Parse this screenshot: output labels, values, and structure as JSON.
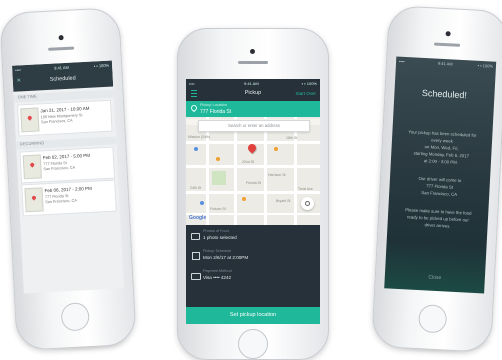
{
  "phone1": {
    "status": {
      "carrier": "•••• ",
      "time": "9:41 AM",
      "battery": "▪ ▪ 100%"
    },
    "nav": {
      "back_icon": "close-icon",
      "title": "Scheduled"
    },
    "sections": [
      {
        "label": "ONE TIME",
        "items": [
          {
            "date": "Jan 21, 2017 - 10:00 AM",
            "addr1": "180 New Montgomery St",
            "addr2": "San Francisco, CA"
          }
        ]
      },
      {
        "label": "RECURRING",
        "items": [
          {
            "date": "Feb 02, 2017 - 5:00 PM",
            "addr1": "777 Florida St",
            "addr2": "San Francisco, CA"
          },
          {
            "date": "Feb 06, 2017 - 2:00 PM",
            "addr1": "777 Florida St",
            "addr2": "San Francisco, CA"
          }
        ]
      }
    ]
  },
  "phone2": {
    "status": {
      "carrier": "•••• ",
      "time": "9:41 AM",
      "battery": "▪ ▪ 100%"
    },
    "nav": {
      "menu_icon": "hamburger-icon",
      "title": "Pickup",
      "right": "Start Over"
    },
    "location": {
      "label": "Pickup Location",
      "value": "777 Florida St"
    },
    "search": {
      "placeholder": "Search or enter an address"
    },
    "map": {
      "streets": [
        "Mission (24th)",
        "22nd St",
        "Harrison St",
        "Florida St",
        "Bryant St",
        "24th St",
        "18th St",
        "Folsom St",
        "Treat Ave"
      ],
      "google": "Google"
    },
    "details": [
      {
        "icon": "camera-icon",
        "label": "Photos of Food",
        "value": "1 photo selected"
      },
      {
        "icon": "calendar-icon",
        "label": "Pickup Schedule",
        "value": "Mon 2/6/17 at 2:00PM"
      },
      {
        "icon": "card-icon",
        "label": "Payment Method",
        "value": "Visa •••• 4242"
      }
    ],
    "cta": "Set pickup location",
    "colors": {
      "accent": "#1fb89a",
      "dark": "#26313a"
    }
  },
  "phone3": {
    "status": {
      "carrier": "•••• ",
      "time": "9:41 AM",
      "battery": "▪ ▪ 100%"
    },
    "title": "Scheduled!",
    "lines1": [
      "Your pickup has been scheduled for",
      "every week",
      "on Mon, Wed, Fri,",
      "starting Monday, Feb 6, 2017",
      "at 2:00 - 3:00 PM."
    ],
    "lines2": [
      "Our driver will come to",
      "777 Florida St",
      "San Francisco, CA"
    ],
    "lines3": [
      "Please make sure to have the food",
      "ready to be picked up before our",
      "driver arrives."
    ],
    "close": "Close"
  }
}
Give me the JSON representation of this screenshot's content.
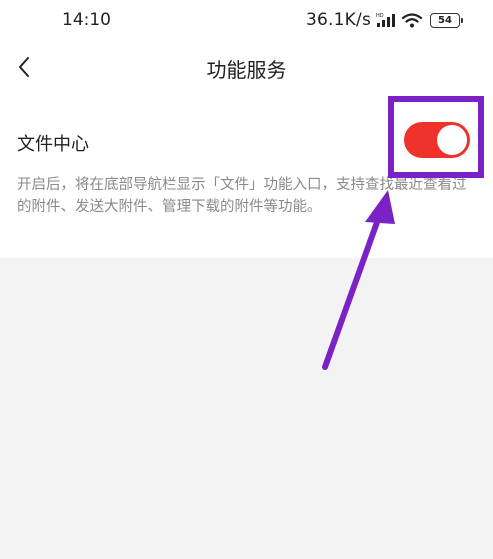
{
  "status_bar": {
    "time": "14:10",
    "net_speed": "36.1K/s",
    "hd_label": "HD",
    "battery": "54"
  },
  "nav": {
    "back_icon": "chevron-left-icon",
    "title": "功能服务"
  },
  "setting": {
    "title": "文件中心",
    "toggle_on": true,
    "description": "开启后，将在底部导航栏显示「文件」功能入口，支持查找最近查看过的附件、发送大附件、管理下载的附件等功能。"
  },
  "colors": {
    "toggle_accent": "#f0322d",
    "annotation": "#7b22c6",
    "background": "#f3f3f3"
  }
}
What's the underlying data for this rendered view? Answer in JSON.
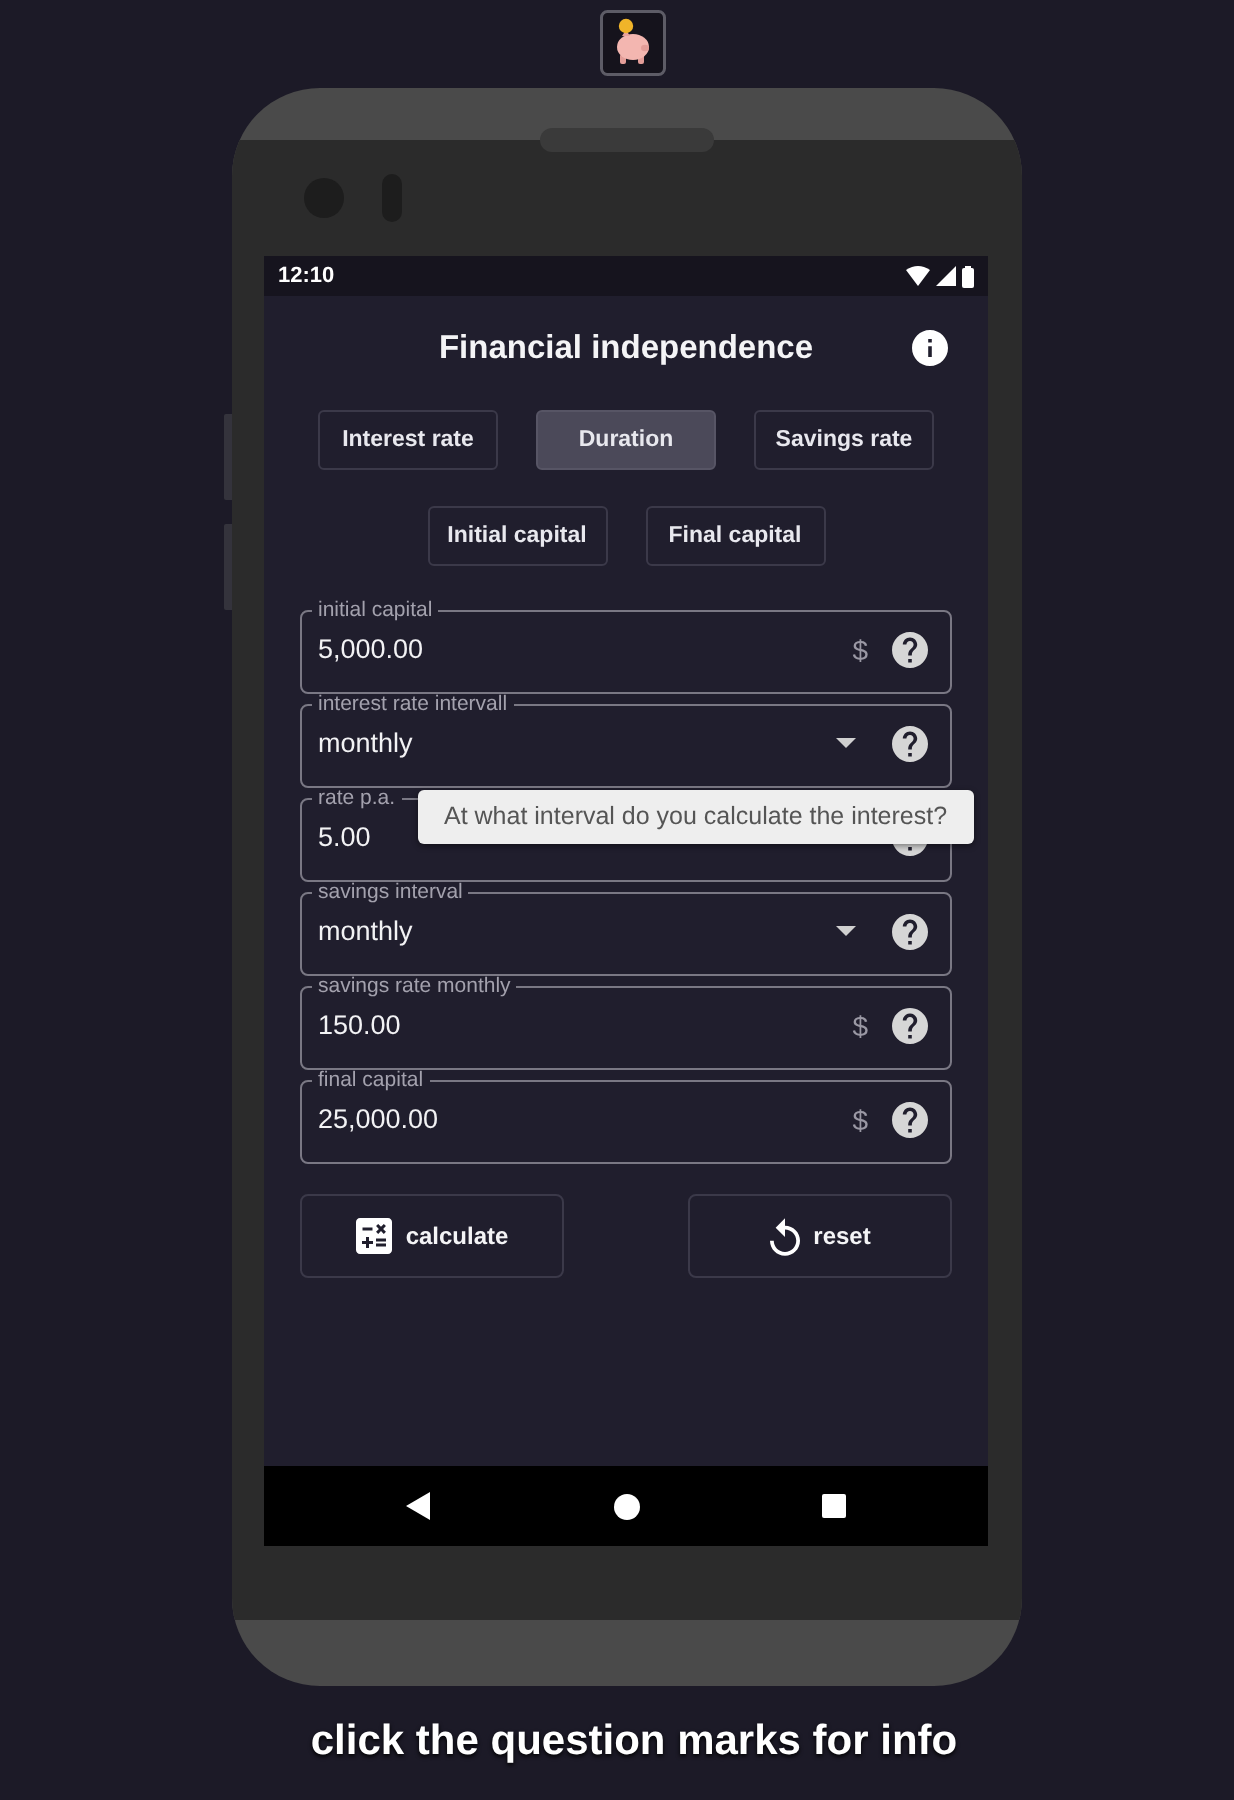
{
  "status_bar": {
    "time": "12:10"
  },
  "header": {
    "title": "Financial independence"
  },
  "tabs": [
    {
      "label": "Interest rate",
      "selected": false
    },
    {
      "label": "Duration",
      "selected": true
    },
    {
      "label": "Savings rate",
      "selected": false
    },
    {
      "label": "Initial capital",
      "selected": false
    },
    {
      "label": "Final capital",
      "selected": false
    }
  ],
  "fields": [
    {
      "kind": "number",
      "label": "initial capital",
      "value": "5,000.00",
      "suffix": "$"
    },
    {
      "kind": "select",
      "label": "interest rate intervall",
      "value": "monthly",
      "tooltip": "At what interval do you calculate the interest?"
    },
    {
      "kind": "number",
      "label": "rate p.a.",
      "value": "5.00"
    },
    {
      "kind": "select",
      "label": "savings interval",
      "value": "monthly"
    },
    {
      "kind": "number",
      "label": "savings rate monthly",
      "value": "150.00",
      "suffix": "$"
    },
    {
      "kind": "number",
      "label": "final capital",
      "value": "25,000.00",
      "suffix": "$"
    }
  ],
  "buttons": [
    {
      "kind": "calculate",
      "label": "calculate"
    },
    {
      "kind": "reset",
      "label": "reset"
    }
  ],
  "caption": "click the question marks for info"
}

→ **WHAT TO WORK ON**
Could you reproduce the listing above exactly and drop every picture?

→ **YOUR RESPONSE**
Parse this screenshot: output labels, values, and structure as JSON.
{
  "phone1": {
    "status": {
      "carrier": "•••• ",
      "time": "9:41 AM",
      "battery": "▪ ▪ 100%"
    },
    "nav": {
      "back_icon": "close-icon",
      "title": "Scheduled"
    },
    "sections": [
      {
        "label": "ONE TIME",
        "items": [
          {
            "date": "Jan 21, 2017 - 10:00 AM",
            "addr1": "180 New Montgomery St",
            "addr2": "San Francisco, CA"
          }
        ]
      },
      {
        "label": "RECURRING",
        "items": [
          {
            "date": "Feb 02, 2017 - 5:00 PM",
            "addr1": "777 Florida St",
            "addr2": "San Francisco, CA"
          },
          {
            "date": "Feb 06, 2017 - 2:00 PM",
            "addr1": "777 Florida St",
            "addr2": "San Francisco, CA"
          }
        ]
      }
    ]
  },
  "phone2": {
    "status": {
      "carrier": "•••• ",
      "time": "9:41 AM",
      "battery": "▪ ▪ 100%"
    },
    "nav": {
      "menu_icon": "hamburger-icon",
      "title": "Pickup",
      "right": "Start Over"
    },
    "location": {
      "label": "Pickup Location",
      "value": "777 Florida St"
    },
    "search": {
      "placeholder": "Search or enter an address"
    },
    "map": {
      "streets": [
        "Mission (24th)",
        "22nd St",
        "Harrison St",
        "Florida St",
        "Bryant St",
        "24th St",
        "18th St",
        "Folsom St",
        "Treat Ave"
      ],
      "google": "Google"
    },
    "details": [
      {
        "icon": "camera-icon",
        "label": "Photos of Food",
        "value": "1 photo selected"
      },
      {
        "icon": "calendar-icon",
        "label": "Pickup Schedule",
        "value": "Mon 2/6/17 at 2:00PM"
      },
      {
        "icon": "card-icon",
        "label": "Payment Method",
        "value": "Visa •••• 4242"
      }
    ],
    "cta": "Set pickup location",
    "colors": {
      "accent": "#1fb89a",
      "dark": "#26313a"
    }
  },
  "phone3": {
    "status": {
      "carrier": "•••• ",
      "time": "9:41 AM",
      "battery": "▪ ▪ 100%"
    },
    "title": "Scheduled!",
    "lines1": [
      "Your pickup has been scheduled for",
      "every week",
      "on Mon, Wed, Fri,",
      "starting Monday, Feb 6, 2017",
      "at 2:00 - 3:00 PM."
    ],
    "lines2": [
      "Our driver will come to",
      "777 Florida St",
      "San Francisco, CA"
    ],
    "lines3": [
      "Please make sure to have the food",
      "ready to be picked up before our",
      "driver arrives."
    ],
    "close": "Close"
  }
}
Give me the JSON representation of this screenshot's content.
{
  "status_bar": {
    "time": "14:10",
    "net_speed": "36.1K/s",
    "hd_label": "HD",
    "battery": "54"
  },
  "nav": {
    "back_icon": "chevron-left-icon",
    "title": "功能服务"
  },
  "setting": {
    "title": "文件中心",
    "toggle_on": true,
    "description": "开启后，将在底部导航栏显示「文件」功能入口，支持查找最近查看过的附件、发送大附件、管理下载的附件等功能。"
  },
  "colors": {
    "toggle_accent": "#f0322d",
    "annotation": "#7b22c6",
    "background": "#f3f3f3"
  }
}
What's the underlying data for this rendered view? Answer in JSON.
{
  "status_bar": {
    "time": "12:10"
  },
  "header": {
    "title": "Financial independence"
  },
  "tabs": [
    {
      "label": "Interest rate",
      "selected": false
    },
    {
      "label": "Duration",
      "selected": true
    },
    {
      "label": "Savings rate",
      "selected": false
    },
    {
      "label": "Initial capital",
      "selected": false
    },
    {
      "label": "Final capital",
      "selected": false
    }
  ],
  "fields": [
    {
      "kind": "number",
      "label": "initial capital",
      "value": "5,000.00",
      "suffix": "$"
    },
    {
      "kind": "select",
      "label": "interest rate intervall",
      "value": "monthly",
      "tooltip": "At what interval do you calculate the interest?"
    },
    {
      "kind": "number",
      "label": "rate p.a.",
      "value": "5.00"
    },
    {
      "kind": "select",
      "label": "savings interval",
      "value": "monthly"
    },
    {
      "kind": "number",
      "label": "savings rate monthly",
      "value": "150.00",
      "suffix": "$"
    },
    {
      "kind": "number",
      "label": "final capital",
      "value": "25,000.00",
      "suffix": "$"
    }
  ],
  "buttons": [
    {
      "kind": "calculate",
      "label": "calculate"
    },
    {
      "kind": "reset",
      "label": "reset"
    }
  ],
  "caption": "click the question marks for info"
}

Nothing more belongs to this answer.